### Task description
From the listing below, pick out each line with the word "Ihre".

### Records shown
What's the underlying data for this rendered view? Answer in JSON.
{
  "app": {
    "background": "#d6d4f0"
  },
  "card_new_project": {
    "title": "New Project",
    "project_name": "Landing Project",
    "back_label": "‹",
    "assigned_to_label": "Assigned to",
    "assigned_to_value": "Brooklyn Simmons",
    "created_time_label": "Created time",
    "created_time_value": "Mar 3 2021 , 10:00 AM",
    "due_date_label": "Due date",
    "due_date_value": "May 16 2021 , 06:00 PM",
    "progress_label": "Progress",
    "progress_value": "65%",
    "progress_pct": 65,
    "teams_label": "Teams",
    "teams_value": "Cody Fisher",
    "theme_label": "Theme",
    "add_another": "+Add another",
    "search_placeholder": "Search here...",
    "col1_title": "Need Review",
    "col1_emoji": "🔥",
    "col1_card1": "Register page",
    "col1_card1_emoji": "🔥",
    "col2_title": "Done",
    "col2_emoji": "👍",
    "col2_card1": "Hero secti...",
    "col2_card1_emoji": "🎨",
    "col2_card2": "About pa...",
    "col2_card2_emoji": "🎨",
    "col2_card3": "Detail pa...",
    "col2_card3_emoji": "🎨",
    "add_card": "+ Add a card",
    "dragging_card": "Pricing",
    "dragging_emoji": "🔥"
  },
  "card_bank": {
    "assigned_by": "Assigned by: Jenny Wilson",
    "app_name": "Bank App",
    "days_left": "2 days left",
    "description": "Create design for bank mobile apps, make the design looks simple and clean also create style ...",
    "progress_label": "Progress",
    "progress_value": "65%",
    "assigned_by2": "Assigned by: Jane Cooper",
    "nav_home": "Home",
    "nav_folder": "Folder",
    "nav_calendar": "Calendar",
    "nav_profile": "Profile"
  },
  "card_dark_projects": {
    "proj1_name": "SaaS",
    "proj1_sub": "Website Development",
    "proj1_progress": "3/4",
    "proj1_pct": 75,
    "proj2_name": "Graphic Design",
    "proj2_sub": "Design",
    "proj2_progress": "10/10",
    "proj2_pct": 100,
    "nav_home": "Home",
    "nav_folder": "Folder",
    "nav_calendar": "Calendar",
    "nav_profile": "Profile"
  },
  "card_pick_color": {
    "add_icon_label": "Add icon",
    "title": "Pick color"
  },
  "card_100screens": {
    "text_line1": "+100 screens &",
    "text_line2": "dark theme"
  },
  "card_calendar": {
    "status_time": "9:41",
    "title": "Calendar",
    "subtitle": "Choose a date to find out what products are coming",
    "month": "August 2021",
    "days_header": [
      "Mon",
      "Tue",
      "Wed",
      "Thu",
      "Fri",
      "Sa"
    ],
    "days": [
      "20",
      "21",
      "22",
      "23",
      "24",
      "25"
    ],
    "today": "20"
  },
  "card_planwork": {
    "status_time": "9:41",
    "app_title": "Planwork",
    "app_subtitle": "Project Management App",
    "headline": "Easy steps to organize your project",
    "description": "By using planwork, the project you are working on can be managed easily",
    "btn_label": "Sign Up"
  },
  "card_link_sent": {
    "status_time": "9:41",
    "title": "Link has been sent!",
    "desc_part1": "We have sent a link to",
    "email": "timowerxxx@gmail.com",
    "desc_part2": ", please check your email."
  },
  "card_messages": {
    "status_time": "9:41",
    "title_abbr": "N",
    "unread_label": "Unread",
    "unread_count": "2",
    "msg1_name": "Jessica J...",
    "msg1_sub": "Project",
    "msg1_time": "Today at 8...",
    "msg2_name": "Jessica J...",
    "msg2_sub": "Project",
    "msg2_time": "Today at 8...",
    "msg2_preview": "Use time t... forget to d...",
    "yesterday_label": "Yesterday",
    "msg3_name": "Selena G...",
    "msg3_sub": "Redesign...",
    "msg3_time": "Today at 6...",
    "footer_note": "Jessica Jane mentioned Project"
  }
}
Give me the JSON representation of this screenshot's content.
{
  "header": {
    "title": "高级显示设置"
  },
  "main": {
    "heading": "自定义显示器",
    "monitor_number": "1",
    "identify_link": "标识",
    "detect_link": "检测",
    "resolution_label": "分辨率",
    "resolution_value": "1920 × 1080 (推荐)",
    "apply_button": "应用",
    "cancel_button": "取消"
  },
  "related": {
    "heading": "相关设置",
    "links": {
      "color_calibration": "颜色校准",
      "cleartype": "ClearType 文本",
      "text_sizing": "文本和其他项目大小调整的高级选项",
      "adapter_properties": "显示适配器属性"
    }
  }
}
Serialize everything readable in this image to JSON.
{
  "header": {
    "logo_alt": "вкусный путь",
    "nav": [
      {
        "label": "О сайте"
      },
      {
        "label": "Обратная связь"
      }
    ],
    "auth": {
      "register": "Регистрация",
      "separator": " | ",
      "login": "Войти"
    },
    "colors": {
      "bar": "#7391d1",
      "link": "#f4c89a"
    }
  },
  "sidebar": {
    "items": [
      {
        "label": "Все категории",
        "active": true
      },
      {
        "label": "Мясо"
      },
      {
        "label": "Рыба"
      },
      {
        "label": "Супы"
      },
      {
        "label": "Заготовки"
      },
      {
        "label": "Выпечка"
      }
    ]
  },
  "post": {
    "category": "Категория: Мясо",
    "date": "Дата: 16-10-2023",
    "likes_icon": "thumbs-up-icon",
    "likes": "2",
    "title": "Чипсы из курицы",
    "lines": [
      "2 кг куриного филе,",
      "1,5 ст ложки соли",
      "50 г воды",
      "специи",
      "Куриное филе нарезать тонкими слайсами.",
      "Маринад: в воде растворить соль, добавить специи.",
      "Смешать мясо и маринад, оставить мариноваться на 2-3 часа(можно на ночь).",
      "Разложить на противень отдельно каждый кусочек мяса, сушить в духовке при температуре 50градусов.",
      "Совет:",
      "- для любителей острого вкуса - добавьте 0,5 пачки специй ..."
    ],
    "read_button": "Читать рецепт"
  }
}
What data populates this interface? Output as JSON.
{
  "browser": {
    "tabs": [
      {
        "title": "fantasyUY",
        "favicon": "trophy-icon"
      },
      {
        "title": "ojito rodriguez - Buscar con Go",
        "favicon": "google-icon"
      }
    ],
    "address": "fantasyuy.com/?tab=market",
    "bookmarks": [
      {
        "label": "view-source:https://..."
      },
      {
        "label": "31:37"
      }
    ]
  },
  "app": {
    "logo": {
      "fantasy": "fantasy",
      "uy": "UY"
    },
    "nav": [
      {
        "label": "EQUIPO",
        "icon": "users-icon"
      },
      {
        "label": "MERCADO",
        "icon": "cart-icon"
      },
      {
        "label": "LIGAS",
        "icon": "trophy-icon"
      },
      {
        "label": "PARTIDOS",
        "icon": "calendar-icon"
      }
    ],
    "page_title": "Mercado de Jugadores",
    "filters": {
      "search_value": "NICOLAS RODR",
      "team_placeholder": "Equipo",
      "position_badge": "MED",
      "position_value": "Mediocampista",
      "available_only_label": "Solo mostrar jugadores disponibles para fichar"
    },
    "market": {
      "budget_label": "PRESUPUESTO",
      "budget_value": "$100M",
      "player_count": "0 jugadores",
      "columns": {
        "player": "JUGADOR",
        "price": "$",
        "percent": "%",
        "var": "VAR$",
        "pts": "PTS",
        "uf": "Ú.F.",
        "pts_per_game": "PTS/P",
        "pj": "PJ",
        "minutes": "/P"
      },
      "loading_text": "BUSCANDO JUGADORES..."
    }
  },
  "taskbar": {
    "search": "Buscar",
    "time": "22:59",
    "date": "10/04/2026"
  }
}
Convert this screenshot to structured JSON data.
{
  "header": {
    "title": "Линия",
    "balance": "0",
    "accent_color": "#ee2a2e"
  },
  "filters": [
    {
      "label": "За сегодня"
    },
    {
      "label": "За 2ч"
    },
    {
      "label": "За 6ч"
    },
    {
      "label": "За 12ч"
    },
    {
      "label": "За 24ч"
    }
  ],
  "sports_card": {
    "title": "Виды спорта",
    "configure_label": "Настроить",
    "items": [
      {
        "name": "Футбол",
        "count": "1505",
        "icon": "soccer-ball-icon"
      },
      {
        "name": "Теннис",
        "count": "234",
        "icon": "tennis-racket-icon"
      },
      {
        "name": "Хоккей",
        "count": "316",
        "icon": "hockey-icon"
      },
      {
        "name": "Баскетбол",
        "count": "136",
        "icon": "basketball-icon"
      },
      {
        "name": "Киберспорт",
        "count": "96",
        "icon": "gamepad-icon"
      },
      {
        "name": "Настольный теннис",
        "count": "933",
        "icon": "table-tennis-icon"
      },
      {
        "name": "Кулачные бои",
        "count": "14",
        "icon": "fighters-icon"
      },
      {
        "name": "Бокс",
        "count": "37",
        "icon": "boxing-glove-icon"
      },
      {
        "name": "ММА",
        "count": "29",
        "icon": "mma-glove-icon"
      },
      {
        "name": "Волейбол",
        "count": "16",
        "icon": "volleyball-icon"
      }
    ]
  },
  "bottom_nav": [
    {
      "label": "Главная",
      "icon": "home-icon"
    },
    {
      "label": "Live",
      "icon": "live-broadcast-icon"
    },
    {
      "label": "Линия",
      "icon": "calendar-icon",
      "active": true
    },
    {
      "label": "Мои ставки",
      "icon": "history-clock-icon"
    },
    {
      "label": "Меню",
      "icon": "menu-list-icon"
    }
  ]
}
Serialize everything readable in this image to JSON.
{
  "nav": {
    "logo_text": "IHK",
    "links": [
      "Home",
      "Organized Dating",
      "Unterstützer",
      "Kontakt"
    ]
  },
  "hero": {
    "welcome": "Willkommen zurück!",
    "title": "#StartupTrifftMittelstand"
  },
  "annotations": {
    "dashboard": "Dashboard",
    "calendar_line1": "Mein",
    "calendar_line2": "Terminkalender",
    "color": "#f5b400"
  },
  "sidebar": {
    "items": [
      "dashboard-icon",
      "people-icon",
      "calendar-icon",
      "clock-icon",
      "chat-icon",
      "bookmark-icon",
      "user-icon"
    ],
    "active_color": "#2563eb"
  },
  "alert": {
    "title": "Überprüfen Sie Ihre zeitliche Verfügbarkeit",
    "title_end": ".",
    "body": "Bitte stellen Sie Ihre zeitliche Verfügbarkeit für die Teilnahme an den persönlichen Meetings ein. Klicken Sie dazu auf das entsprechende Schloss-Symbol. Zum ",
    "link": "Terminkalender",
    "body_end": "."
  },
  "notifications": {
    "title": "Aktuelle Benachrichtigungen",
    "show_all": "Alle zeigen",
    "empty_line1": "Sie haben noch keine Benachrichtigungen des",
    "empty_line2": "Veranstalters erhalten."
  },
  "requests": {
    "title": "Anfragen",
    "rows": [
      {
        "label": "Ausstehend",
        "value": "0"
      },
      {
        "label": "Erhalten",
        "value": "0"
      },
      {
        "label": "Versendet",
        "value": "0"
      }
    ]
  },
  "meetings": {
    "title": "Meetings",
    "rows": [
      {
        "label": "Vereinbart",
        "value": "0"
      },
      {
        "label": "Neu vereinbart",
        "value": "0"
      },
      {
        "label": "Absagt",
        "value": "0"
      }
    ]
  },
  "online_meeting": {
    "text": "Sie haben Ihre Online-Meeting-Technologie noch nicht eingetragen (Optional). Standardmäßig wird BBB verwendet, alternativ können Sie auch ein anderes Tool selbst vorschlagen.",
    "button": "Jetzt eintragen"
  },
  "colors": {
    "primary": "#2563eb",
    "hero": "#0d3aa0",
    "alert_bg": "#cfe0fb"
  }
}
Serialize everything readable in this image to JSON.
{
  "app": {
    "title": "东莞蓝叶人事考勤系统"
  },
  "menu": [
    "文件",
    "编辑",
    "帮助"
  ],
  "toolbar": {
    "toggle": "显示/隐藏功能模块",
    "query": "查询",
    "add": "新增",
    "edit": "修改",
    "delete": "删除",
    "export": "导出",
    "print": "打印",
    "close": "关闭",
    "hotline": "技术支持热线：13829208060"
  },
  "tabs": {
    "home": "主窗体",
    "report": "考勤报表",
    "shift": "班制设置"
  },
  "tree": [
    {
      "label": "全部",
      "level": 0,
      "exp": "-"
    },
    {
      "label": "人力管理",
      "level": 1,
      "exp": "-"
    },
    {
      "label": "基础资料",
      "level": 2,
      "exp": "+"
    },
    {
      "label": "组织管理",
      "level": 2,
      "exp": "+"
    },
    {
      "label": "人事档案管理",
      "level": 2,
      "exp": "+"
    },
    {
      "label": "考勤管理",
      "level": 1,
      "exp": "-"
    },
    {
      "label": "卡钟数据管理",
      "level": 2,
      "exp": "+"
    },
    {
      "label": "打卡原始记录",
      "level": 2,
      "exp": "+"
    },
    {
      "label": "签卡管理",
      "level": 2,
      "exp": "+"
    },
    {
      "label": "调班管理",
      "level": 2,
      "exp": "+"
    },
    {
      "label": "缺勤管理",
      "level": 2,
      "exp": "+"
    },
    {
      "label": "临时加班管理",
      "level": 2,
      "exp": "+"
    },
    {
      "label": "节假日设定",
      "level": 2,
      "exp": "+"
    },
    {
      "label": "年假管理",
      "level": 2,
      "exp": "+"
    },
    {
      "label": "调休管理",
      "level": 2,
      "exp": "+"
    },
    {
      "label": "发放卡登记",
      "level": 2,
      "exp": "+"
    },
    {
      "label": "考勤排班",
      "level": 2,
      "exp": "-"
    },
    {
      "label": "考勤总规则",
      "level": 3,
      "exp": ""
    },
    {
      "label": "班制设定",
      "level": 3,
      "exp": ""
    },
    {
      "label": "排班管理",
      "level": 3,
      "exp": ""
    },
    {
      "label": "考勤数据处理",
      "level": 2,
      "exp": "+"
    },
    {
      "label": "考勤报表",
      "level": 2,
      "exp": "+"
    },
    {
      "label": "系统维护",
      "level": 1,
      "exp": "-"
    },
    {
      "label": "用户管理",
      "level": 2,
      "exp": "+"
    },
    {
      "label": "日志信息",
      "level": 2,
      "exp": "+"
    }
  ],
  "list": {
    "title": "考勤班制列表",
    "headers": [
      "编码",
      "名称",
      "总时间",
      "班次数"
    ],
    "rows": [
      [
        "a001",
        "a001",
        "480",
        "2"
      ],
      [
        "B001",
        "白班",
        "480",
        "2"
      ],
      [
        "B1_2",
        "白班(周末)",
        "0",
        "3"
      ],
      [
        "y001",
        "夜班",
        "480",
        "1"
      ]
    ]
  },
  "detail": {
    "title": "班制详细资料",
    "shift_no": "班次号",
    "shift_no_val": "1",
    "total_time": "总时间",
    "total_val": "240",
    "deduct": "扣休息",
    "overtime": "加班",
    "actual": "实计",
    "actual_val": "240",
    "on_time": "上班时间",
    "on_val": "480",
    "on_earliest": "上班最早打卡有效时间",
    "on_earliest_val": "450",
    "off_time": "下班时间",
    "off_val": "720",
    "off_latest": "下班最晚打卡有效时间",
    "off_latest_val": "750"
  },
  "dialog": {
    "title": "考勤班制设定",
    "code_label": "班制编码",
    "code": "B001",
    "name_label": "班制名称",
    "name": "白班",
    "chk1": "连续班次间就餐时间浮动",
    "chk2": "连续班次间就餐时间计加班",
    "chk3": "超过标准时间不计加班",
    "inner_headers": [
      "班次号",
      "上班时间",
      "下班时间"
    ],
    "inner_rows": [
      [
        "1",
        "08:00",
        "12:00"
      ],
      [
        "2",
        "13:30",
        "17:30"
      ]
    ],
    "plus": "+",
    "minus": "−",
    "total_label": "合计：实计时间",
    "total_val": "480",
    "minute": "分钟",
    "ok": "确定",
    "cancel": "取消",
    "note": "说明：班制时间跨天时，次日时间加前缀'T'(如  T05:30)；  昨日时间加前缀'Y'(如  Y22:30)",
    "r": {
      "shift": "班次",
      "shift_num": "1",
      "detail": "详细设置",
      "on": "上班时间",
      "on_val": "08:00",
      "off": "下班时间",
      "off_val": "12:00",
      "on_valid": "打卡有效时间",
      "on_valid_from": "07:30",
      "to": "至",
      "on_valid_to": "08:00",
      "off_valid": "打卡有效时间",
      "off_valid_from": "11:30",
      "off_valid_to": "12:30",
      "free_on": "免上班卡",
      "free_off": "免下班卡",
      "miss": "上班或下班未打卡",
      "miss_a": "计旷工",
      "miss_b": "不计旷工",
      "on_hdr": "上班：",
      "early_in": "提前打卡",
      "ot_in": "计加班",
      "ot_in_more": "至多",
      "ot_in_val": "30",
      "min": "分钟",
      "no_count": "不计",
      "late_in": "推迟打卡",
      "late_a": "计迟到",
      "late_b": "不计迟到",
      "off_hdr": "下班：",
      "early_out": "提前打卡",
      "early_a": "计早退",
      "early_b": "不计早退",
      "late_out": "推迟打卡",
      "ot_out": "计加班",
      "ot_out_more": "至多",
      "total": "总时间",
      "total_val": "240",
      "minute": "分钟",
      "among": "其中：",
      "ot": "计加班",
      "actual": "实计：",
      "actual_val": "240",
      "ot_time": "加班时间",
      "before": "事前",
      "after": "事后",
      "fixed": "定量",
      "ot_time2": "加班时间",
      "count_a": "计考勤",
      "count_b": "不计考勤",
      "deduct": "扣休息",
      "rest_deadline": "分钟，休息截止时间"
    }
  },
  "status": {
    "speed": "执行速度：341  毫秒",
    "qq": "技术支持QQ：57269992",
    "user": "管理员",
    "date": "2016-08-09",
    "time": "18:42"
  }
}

### Result
    "title": "Überprüfen Sie Ihre zeitliche Verfügbarkeit",
    "body": "Bitte stellen Sie Ihre zeitliche Verfügbarkeit für die Teilnahme an den persönlichen Meetings ein. Klicken Sie dazu auf das entsprechende Schloss-Symbol. Zum ",
    "text": "Sie haben Ihre Online-Meeting-Technologie noch nicht eingetragen (Optional). Standardmäßig wird BBB verwendet, alternativ können Sie auch ein anderes Tool selbst vorschlagen.",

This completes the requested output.